[Start of Attachment]

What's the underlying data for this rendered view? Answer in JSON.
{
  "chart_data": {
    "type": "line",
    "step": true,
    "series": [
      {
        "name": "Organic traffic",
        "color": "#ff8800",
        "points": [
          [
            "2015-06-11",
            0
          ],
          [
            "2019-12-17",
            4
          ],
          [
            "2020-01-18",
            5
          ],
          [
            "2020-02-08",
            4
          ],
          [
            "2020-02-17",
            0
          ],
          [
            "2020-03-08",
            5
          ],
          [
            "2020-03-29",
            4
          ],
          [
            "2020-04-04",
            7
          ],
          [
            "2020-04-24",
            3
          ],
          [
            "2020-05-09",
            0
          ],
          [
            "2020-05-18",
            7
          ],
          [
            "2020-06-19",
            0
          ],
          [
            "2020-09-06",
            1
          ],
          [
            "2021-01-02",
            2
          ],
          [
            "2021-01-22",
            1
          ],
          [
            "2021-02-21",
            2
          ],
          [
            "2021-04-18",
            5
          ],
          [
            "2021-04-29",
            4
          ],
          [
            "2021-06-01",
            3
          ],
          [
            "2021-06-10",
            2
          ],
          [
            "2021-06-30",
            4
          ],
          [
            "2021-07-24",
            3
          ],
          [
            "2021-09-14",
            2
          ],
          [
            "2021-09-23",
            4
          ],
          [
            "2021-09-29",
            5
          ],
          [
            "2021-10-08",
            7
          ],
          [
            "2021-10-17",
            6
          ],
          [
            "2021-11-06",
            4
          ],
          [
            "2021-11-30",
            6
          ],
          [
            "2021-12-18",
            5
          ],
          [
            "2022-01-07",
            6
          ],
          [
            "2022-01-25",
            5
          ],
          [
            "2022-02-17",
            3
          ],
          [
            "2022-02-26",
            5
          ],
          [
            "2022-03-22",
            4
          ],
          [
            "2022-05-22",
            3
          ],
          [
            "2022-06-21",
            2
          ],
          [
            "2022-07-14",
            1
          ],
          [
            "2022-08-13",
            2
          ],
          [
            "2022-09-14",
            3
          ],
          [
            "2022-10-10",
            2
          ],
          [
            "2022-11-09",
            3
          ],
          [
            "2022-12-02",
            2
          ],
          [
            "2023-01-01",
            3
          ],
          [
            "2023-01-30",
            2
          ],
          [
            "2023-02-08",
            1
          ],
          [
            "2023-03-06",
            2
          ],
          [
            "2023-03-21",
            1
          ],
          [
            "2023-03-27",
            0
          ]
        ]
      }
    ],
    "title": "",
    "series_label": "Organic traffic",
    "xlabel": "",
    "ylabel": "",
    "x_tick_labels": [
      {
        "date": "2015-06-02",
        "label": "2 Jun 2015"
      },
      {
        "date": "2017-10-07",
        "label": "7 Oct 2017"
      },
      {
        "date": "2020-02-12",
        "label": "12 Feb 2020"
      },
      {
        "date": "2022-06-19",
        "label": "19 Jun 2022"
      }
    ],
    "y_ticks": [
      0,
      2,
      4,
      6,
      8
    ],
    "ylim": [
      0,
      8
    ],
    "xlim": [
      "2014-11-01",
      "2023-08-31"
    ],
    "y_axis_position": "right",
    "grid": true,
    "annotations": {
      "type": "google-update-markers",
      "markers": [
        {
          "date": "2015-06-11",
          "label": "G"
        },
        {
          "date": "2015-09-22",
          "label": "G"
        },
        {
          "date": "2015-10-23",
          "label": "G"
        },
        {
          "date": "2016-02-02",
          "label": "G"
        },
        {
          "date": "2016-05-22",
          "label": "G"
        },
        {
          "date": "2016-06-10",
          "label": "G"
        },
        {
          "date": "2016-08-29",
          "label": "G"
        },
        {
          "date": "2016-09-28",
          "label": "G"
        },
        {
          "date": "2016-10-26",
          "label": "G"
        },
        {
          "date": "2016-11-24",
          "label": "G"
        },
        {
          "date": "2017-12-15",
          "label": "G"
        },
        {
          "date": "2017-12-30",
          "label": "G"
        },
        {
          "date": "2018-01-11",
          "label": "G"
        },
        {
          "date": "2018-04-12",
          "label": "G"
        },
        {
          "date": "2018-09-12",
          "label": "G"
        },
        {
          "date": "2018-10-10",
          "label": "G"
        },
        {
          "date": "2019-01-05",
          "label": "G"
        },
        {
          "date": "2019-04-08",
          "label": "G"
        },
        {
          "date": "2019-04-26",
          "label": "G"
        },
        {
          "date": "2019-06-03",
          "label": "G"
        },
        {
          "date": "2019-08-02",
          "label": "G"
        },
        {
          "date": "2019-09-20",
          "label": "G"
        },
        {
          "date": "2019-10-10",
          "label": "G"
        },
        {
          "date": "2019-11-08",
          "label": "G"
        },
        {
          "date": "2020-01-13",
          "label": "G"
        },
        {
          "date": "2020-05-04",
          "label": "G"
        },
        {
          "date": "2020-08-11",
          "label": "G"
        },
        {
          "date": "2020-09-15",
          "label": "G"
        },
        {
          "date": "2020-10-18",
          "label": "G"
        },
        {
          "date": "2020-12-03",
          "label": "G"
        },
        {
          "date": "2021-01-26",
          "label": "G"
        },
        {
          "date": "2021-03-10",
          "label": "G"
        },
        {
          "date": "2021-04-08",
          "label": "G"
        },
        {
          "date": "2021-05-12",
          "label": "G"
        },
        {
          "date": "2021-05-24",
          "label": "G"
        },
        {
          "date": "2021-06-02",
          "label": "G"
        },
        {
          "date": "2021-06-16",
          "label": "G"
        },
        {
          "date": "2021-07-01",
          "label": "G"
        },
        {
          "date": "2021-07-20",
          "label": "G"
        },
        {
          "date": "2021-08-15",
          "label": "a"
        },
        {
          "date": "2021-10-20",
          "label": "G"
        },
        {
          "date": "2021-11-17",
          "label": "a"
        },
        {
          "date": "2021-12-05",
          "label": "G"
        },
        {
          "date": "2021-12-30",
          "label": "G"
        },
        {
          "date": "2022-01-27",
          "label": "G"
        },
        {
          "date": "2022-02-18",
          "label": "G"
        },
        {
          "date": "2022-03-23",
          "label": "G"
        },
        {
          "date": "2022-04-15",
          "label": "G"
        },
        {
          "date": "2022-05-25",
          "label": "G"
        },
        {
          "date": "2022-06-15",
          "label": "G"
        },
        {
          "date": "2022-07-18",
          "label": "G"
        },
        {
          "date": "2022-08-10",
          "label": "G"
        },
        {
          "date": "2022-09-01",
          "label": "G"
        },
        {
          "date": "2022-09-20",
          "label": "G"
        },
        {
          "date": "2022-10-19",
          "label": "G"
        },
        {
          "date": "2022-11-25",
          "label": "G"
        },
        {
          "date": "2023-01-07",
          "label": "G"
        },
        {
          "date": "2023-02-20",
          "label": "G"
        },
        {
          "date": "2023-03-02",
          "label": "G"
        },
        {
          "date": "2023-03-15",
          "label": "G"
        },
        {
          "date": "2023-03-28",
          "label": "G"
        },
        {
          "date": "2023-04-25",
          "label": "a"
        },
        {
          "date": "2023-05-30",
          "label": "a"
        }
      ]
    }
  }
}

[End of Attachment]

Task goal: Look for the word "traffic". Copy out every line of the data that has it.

Answer for the task:
        "name": "Organic traffic",
    "series_label": "Organic traffic",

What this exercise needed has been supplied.